§ **INSTRUCTIONS TO FOLLOW**: Please copy each line of the records below that holds the word "JSON".

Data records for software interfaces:
·····

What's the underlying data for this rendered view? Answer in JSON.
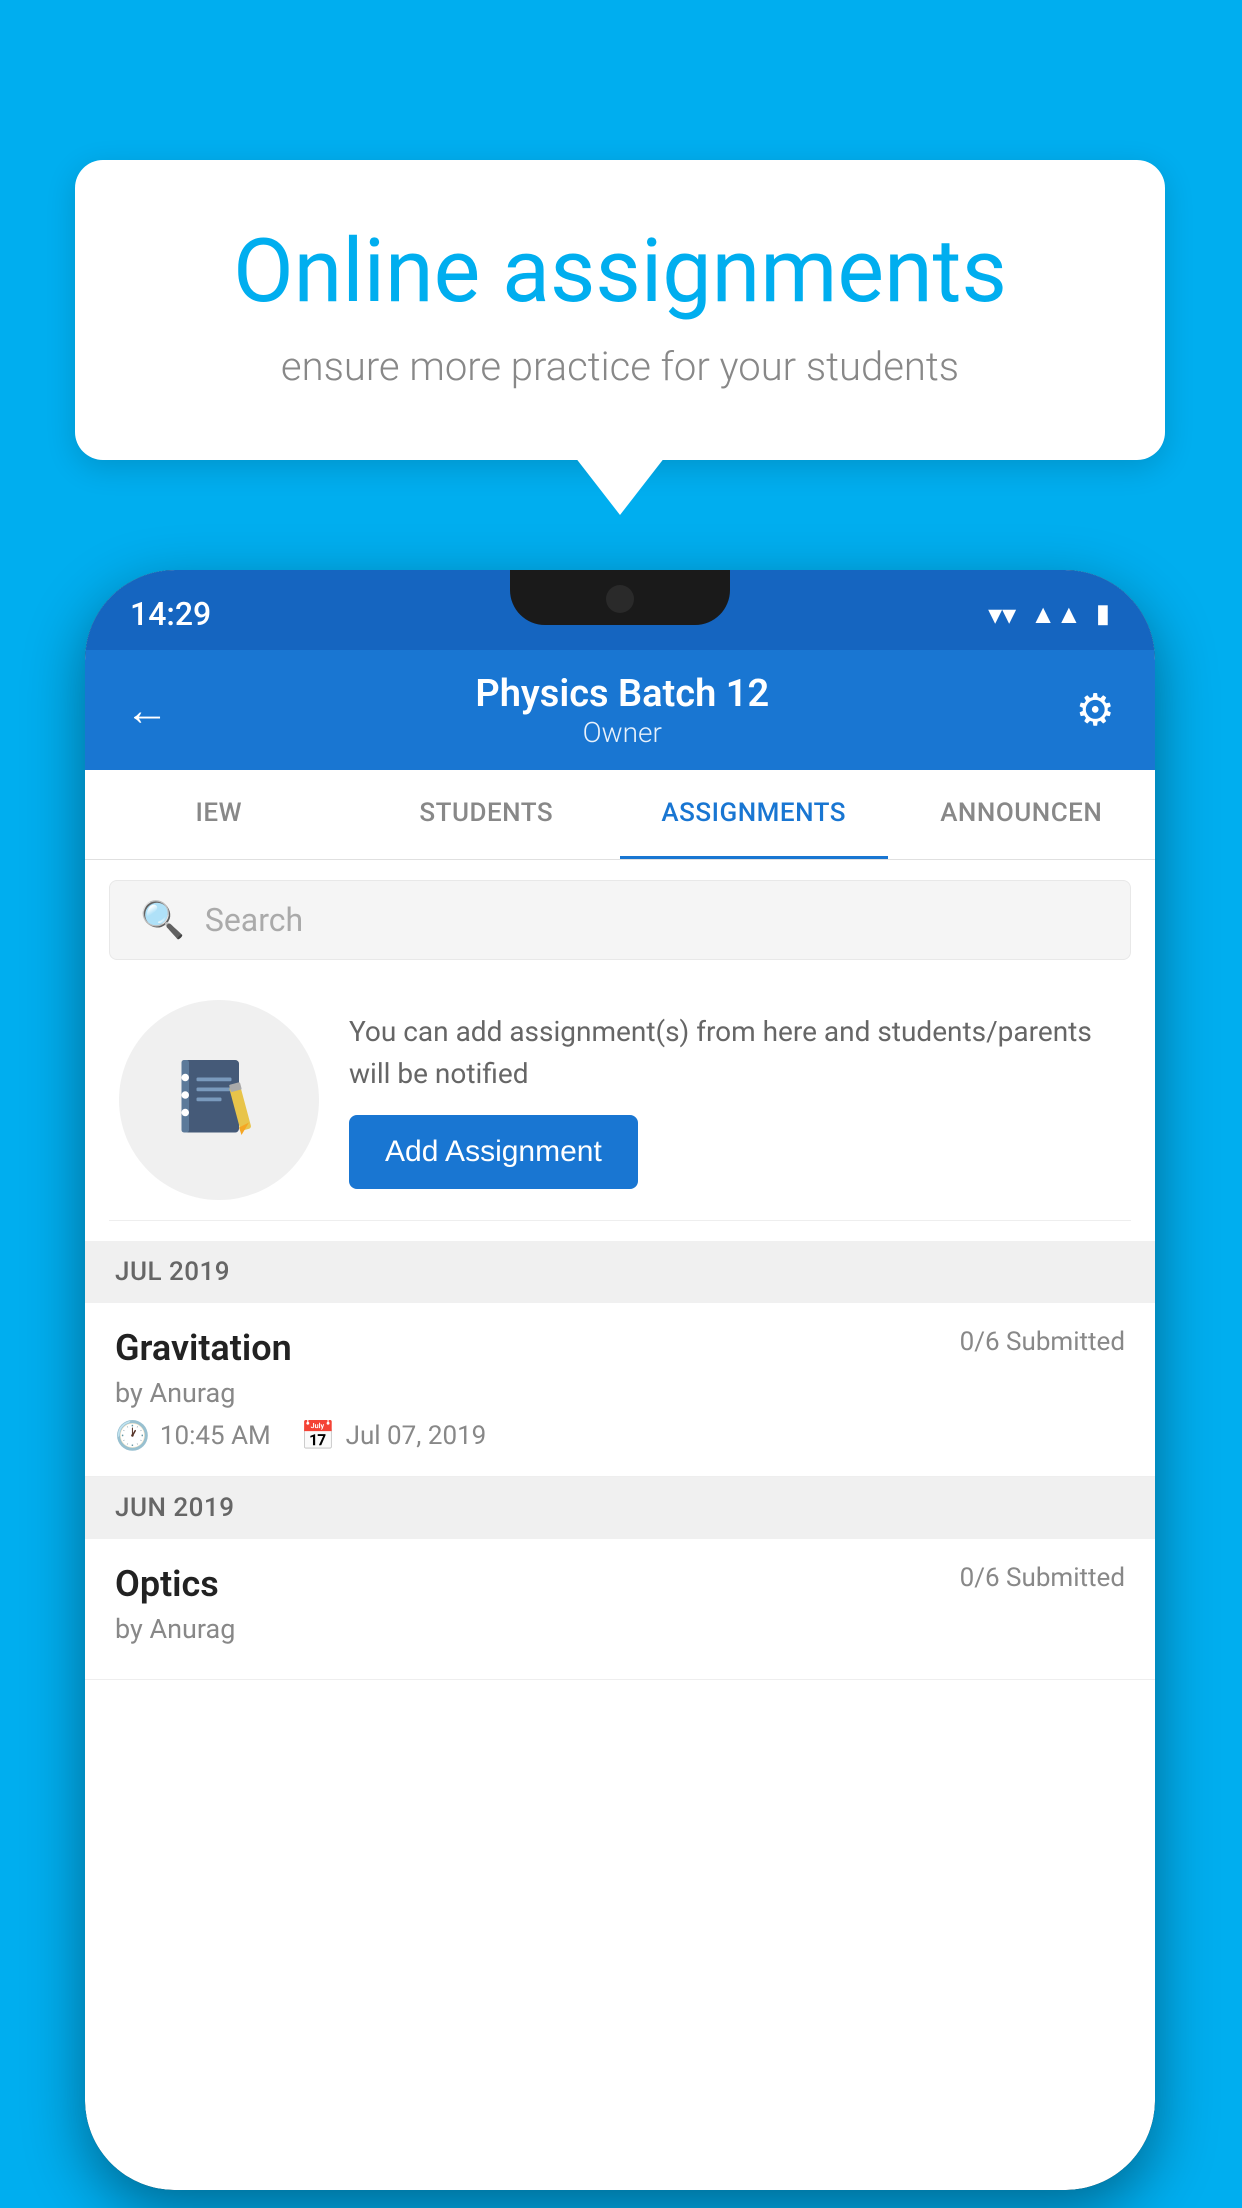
{
  "background_color": "#00AEEF",
  "speech_bubble": {
    "title": "Online assignments",
    "subtitle": "ensure more practice for your students"
  },
  "status_bar": {
    "time": "14:29",
    "wifi_icon": "▼",
    "signal_icon": "◀",
    "battery_icon": "▮"
  },
  "app_bar": {
    "back_icon": "←",
    "title": "Physics Batch 12",
    "subtitle": "Owner",
    "settings_icon": "⚙"
  },
  "tabs": [
    {
      "label": "IEW",
      "active": false
    },
    {
      "label": "STUDENTS",
      "active": false
    },
    {
      "label": "ASSIGNMENTS",
      "active": true
    },
    {
      "label": "ANNOUNCEN",
      "active": false
    }
  ],
  "search": {
    "placeholder": "Search"
  },
  "add_assignment_section": {
    "promo_text": "You can add assignment(s) from here and students/parents will be notified",
    "button_label": "Add Assignment"
  },
  "sections": [
    {
      "header": "JUL 2019",
      "assignments": [
        {
          "name": "Gravitation",
          "submitted": "0/6 Submitted",
          "author": "by Anurag",
          "time": "10:45 AM",
          "date": "Jul 07, 2019"
        }
      ]
    },
    {
      "header": "JUN 2019",
      "assignments": [
        {
          "name": "Optics",
          "submitted": "0/6 Submitted",
          "author": "by Anurag",
          "time": "",
          "date": ""
        }
      ]
    }
  ]
}
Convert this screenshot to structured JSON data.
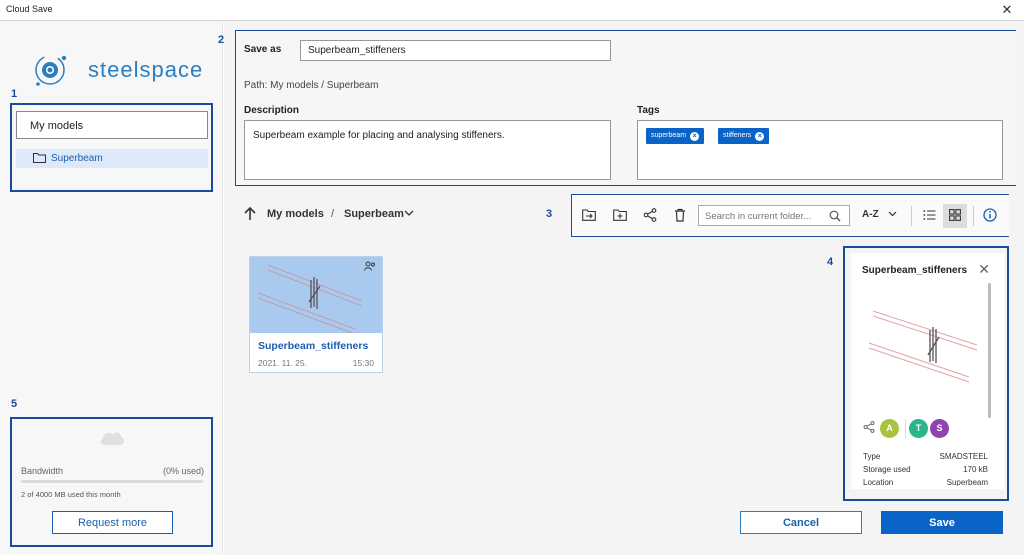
{
  "window": {
    "title": "Cloud Save",
    "close_glyph": "✕"
  },
  "brand": {
    "name": "steelspace"
  },
  "callouts": [
    "1",
    "2",
    "3",
    "4",
    "5"
  ],
  "tree": {
    "root_label": "My models",
    "items": [
      {
        "label": "Superbeam",
        "icon": "folder-icon"
      }
    ]
  },
  "bandwidth": {
    "label": "Bandwidth",
    "percent_text": "(0% used)",
    "used_fraction": 0.0,
    "usage_text": "2 of 4000 MB used this month",
    "request_label": "Request more"
  },
  "form": {
    "save_as_label": "Save as",
    "save_as_value": "Superbeam_stiffeners",
    "path_text": "Path: My models / Superbeam",
    "description_label": "Description",
    "description_value": "Superbeam example for placing and analysing stiffeners.",
    "tags_label": "Tags",
    "tags": [
      "superbeam",
      "stiffeners"
    ]
  },
  "breadcrumb": {
    "root": "My models",
    "separator": "/",
    "current": "Superbeam"
  },
  "toolbar": {
    "search_placeholder": "Search in current folder...",
    "sort_label": "A-Z",
    "icons": [
      "move-to-folder-icon",
      "new-folder-icon",
      "share-icon",
      "delete-icon",
      "search-icon",
      "list-view-icon",
      "grid-view-icon",
      "info-icon"
    ]
  },
  "files": [
    {
      "name": "Superbeam_stiffeners",
      "date": "2021. 11. 25.",
      "time": "15:30",
      "shared": true
    }
  ],
  "details": {
    "title": "Superbeam_stiffeners",
    "avatars": [
      {
        "letter": "A",
        "color": "#a9c23f"
      },
      {
        "letter": "T",
        "color": "#2bb58a"
      },
      {
        "letter": "S",
        "color": "#8e44ad"
      }
    ],
    "properties": [
      {
        "key": "Type",
        "value": "SMADSTEEL"
      },
      {
        "key": "Storage used",
        "value": "170 kB"
      },
      {
        "key": "Location",
        "value": "Superbeam"
      }
    ]
  },
  "actions": {
    "cancel_label": "Cancel",
    "save_label": "Save"
  },
  "colors": {
    "accent": "#0a63c7",
    "annotation": "#1b4b9c",
    "selected_row": "#dde8f8",
    "thumb_bg": "#a9c9ee"
  }
}
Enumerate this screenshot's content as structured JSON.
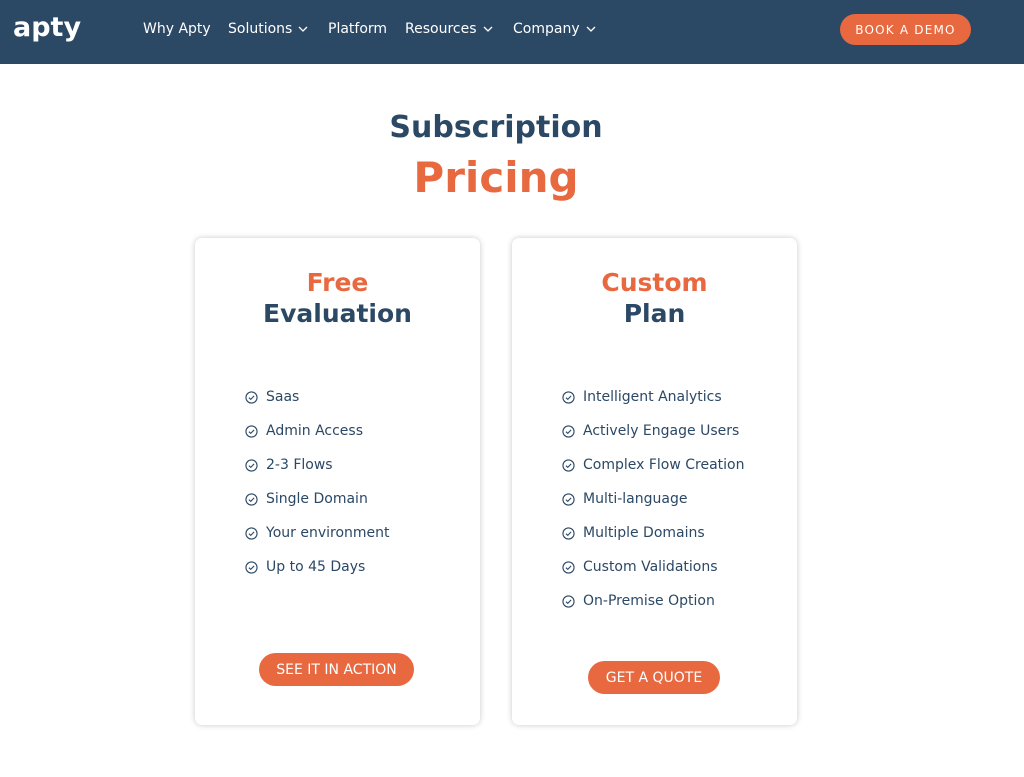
{
  "header": {
    "logo": "apty",
    "nav": [
      {
        "label": "Why Apty",
        "has_dropdown": false
      },
      {
        "label": "Solutions",
        "has_dropdown": true
      },
      {
        "label": "Platform",
        "has_dropdown": false
      },
      {
        "label": "Resources",
        "has_dropdown": true
      },
      {
        "label": "Company",
        "has_dropdown": true
      }
    ],
    "cta_label": "BOOK A DEMO"
  },
  "hero": {
    "line1": "Subscription",
    "line2": "Pricing"
  },
  "plans": [
    {
      "title_accent": "Free",
      "title_main": "Evaluation",
      "features": [
        "Saas",
        "Admin Access",
        "2-3 Flows",
        "Single Domain",
        "Your environment",
        "Up to 45 Days"
      ],
      "cta_label": "SEE IT IN ACTION"
    },
    {
      "title_accent": "Custom",
      "title_main": "Plan",
      "features": [
        "Intelligent Analytics",
        "Actively Engage Users",
        "Complex Flow Creation",
        "Multi-language",
        "Multiple Domains",
        "Custom Validations",
        "On-Premise Option"
      ],
      "cta_label": "GET A QUOTE"
    }
  ],
  "colors": {
    "navy": "#2b4865",
    "accent": "#e8683f",
    "background": "#ffffff"
  },
  "icons": {
    "nav_dropdown": "chevron-down-icon",
    "feature_bullet": "check-circle-icon"
  }
}
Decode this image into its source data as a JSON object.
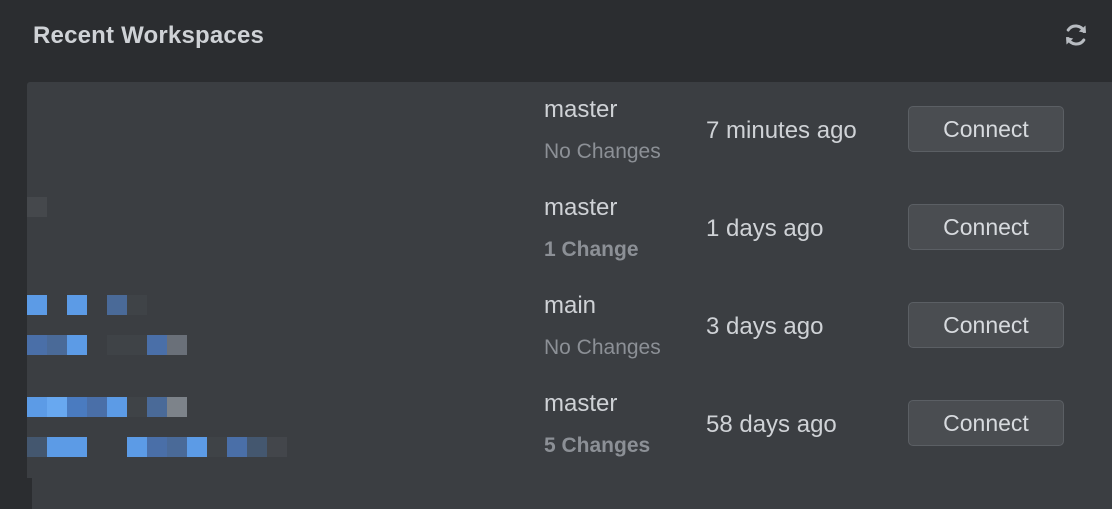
{
  "header": {
    "title": "Recent Workspaces",
    "refresh_icon": "refresh-icon"
  },
  "workspaces": [
    {
      "branch": "master",
      "changes": "No Changes",
      "changes_bold": false,
      "last_used": "7 minutes ago",
      "action_label": "Connect"
    },
    {
      "branch": "master",
      "changes": "1 Change",
      "changes_bold": true,
      "last_used": "1 days ago",
      "action_label": "Connect"
    },
    {
      "branch": "main",
      "changes": "No Changes",
      "changes_bold": false,
      "last_used": "3 days ago",
      "action_label": "Connect"
    },
    {
      "branch": "master",
      "changes": "5 Changes",
      "changes_bold": true,
      "last_used": "58 days ago",
      "action_label": "Connect"
    }
  ],
  "colors": {
    "background": "#2b2d30",
    "panel": "#3b3e42",
    "text_primary": "#cfd2d6",
    "text_secondary": "#8c9096",
    "button_bg": "#4a4d51",
    "redaction_blue": "#5c9be6"
  }
}
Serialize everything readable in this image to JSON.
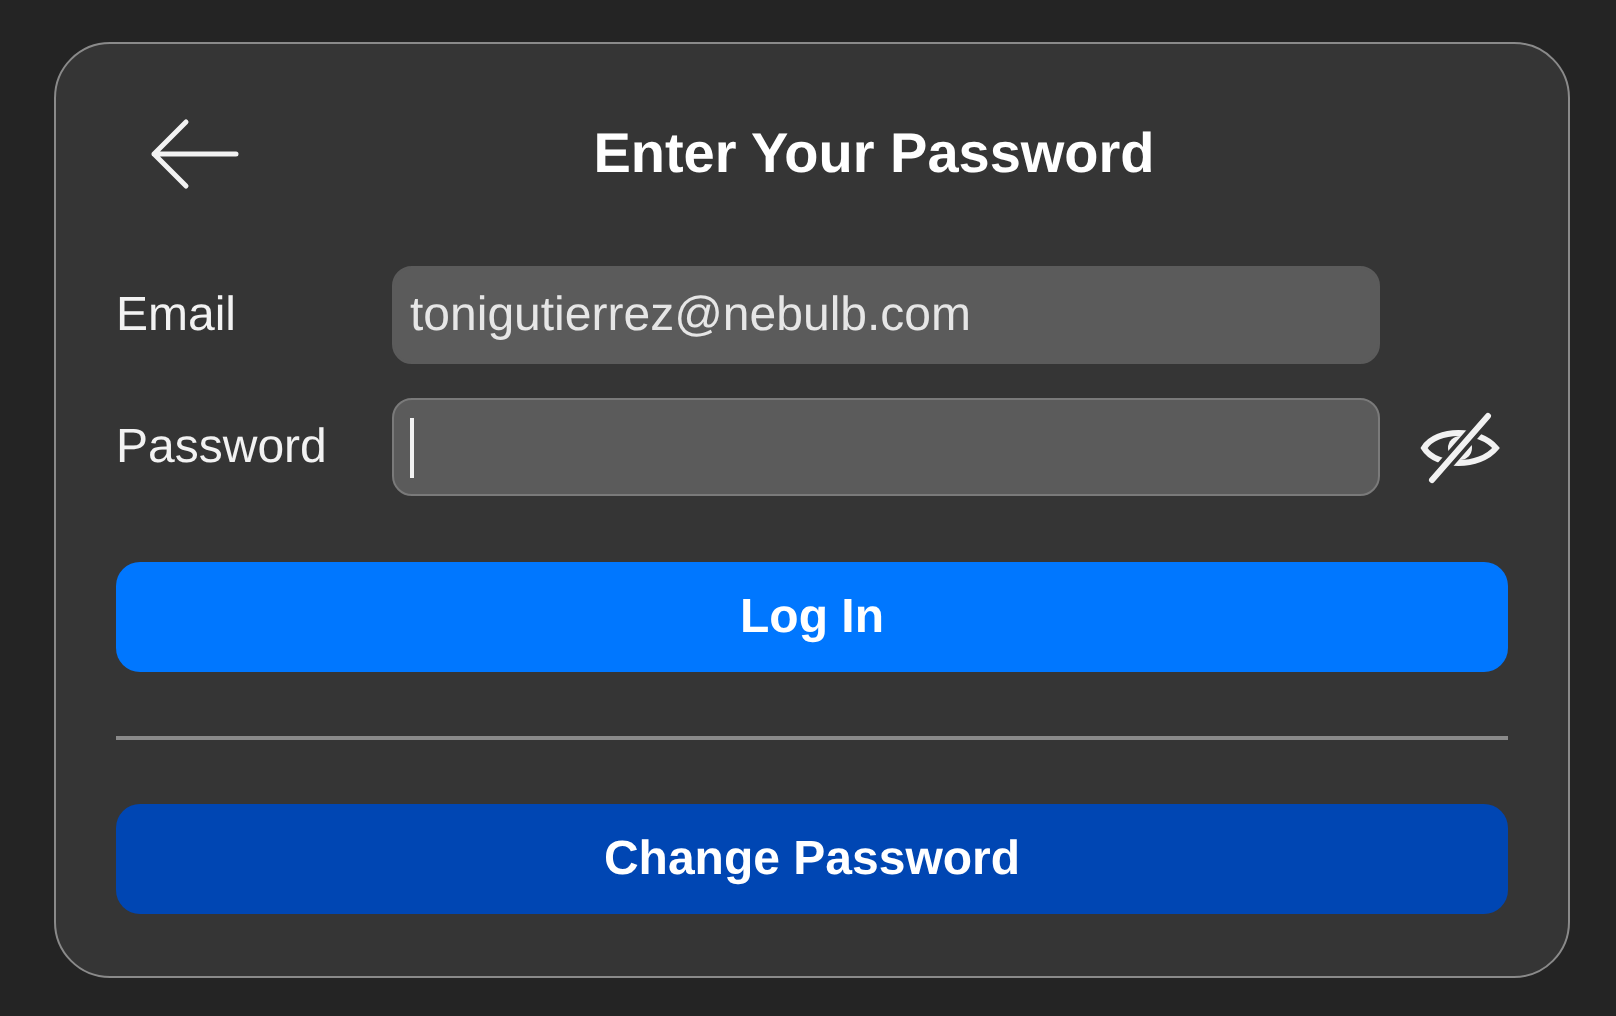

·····

§ **WRITTEN RESPONSE**:
What's the underlying data for this rendered view? Answer in JSON.
Convert this screenshot to structured JSON data.
Enumerate this screenshot's content as structured JSON.
Decode this image into its source data as a JSON object.
Serialize everything readable in this image to JSON.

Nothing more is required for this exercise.